### EXERCISE PROMPT
Using the entries below, show all lines with the string "HPLC".

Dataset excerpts
== Segment start ==
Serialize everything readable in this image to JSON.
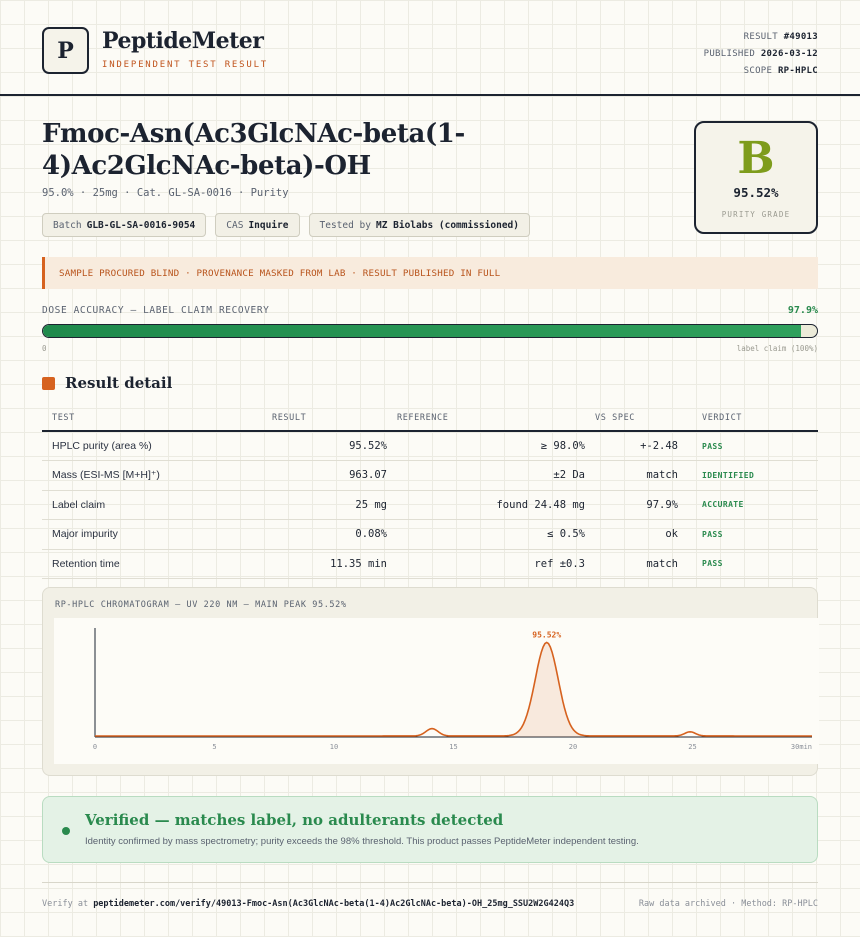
{
  "brand": {
    "logo_letter": "P",
    "name": "PeptideMeter",
    "tagline": "INDEPENDENT TEST RESULT"
  },
  "meta": {
    "result_label": "RESULT",
    "result_value": "#49013",
    "published_label": "PUBLISHED",
    "published_value": "2026-03-12",
    "scope_label": "SCOPE",
    "scope_value": "RP-HPLC"
  },
  "product": {
    "title": "Fmoc-Asn(Ac3GlcNAc-beta(1-4)Ac2GlcNAc-beta)-OH",
    "subline": "95.0% · 25mg · Cat. GL-SA-0016 · Purity"
  },
  "chips": [
    {
      "label": "Batch",
      "value": "GLB-GL-SA-0016-9054"
    },
    {
      "label": "CAS",
      "value": "Inquire"
    },
    {
      "label": "Tested by",
      "value": "MZ Biolabs (commissioned)"
    }
  ],
  "grade": {
    "letter": "B",
    "purity": "95.52%",
    "label": "PURITY GRADE"
  },
  "notice": "SAMPLE PROCURED BLIND · PROVENANCE MASKED FROM LAB · RESULT PUBLISHED IN FULL",
  "dose": {
    "label": "DOSE ACCURACY — LABEL CLAIM RECOVERY",
    "value_text": "97.9%",
    "fraction": 0.979,
    "min_label": "0",
    "max_label": "label claim (100%)"
  },
  "section_title": "Result detail",
  "table": {
    "headers": [
      "TEST",
      "RESULT",
      "REFERENCE",
      "VS SPEC",
      "VERDICT"
    ],
    "rows": [
      {
        "test": "HPLC purity (area %)",
        "result": "95.52%",
        "reference": "≥ 98.0%",
        "vs_spec": "+-2.48",
        "verdict": "PASS"
      },
      {
        "test": "Mass (ESI-MS [M+H]⁺)",
        "result": "963.07",
        "reference": "±2 Da",
        "vs_spec": "match",
        "verdict": "IDENTIFIED"
      },
      {
        "test": "Label claim",
        "result": "25 mg",
        "reference": "found 24.48 mg",
        "vs_spec": "97.9%",
        "verdict": "ACCURATE"
      },
      {
        "test": "Major impurity",
        "result": "0.08%",
        "reference": "≤ 0.5%",
        "vs_spec": "ok",
        "verdict": "PASS"
      },
      {
        "test": "Retention time",
        "result": "11.35 min",
        "reference": "ref ±0.3",
        "vs_spec": "match",
        "verdict": "PASS"
      }
    ]
  },
  "chart_data": {
    "type": "line",
    "title": "RP-HPLC CHROMATOGRAM — UV 220 NM — MAIN PEAK 95.52%",
    "xlabel": "",
    "ylabel": "",
    "xlim": [
      0,
      30
    ],
    "x_ticks": [
      "0",
      "5",
      "10",
      "15",
      "20",
      "25",
      "30"
    ],
    "x_unit_label": "min",
    "peak_label": "95.52%",
    "peaks": [
      {
        "rt": 14.1,
        "height": 0.07,
        "width": 0.25
      },
      {
        "rt": 18.9,
        "height": 0.89,
        "width": 0.48
      },
      {
        "rt": 24.9,
        "height": 0.04,
        "width": 0.22
      }
    ],
    "baseline": 0.01,
    "line_color": "#d6621f",
    "grid": false
  },
  "verified": {
    "title": "Verified — matches label, no adulterants detected",
    "description": "Identity confirmed by mass spectrometry; purity exceeds the 98% threshold. This product passes PeptideMeter independent testing."
  },
  "footer": {
    "verify_prefix": "Verify at",
    "verify_url": "peptidemeter.com/verify/49013-Fmoc-Asn(Ac3GlcNAc-beta(1-4)Ac2GlcNAc-beta)-OH_25mg_SSU2W2G424Q3",
    "right": "Raw data archived · Method: RP-HPLC"
  },
  "colors": {
    "accent": "#d6621f",
    "pass": "#2a8a4e",
    "grade": "#7e9c1c",
    "ink": "#1c2330"
  }
}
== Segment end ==
### RESPONSE TO THE TASK
    "scope_value": "RP-HPLC"
        "test": "HPLC purity (area %)",
    "title": "RP-HPLC CHROMATOGRAM — UV 220 NM — MAIN PEAK 95.52%",
    "right": "Raw data archived · Method: RP-HPLC"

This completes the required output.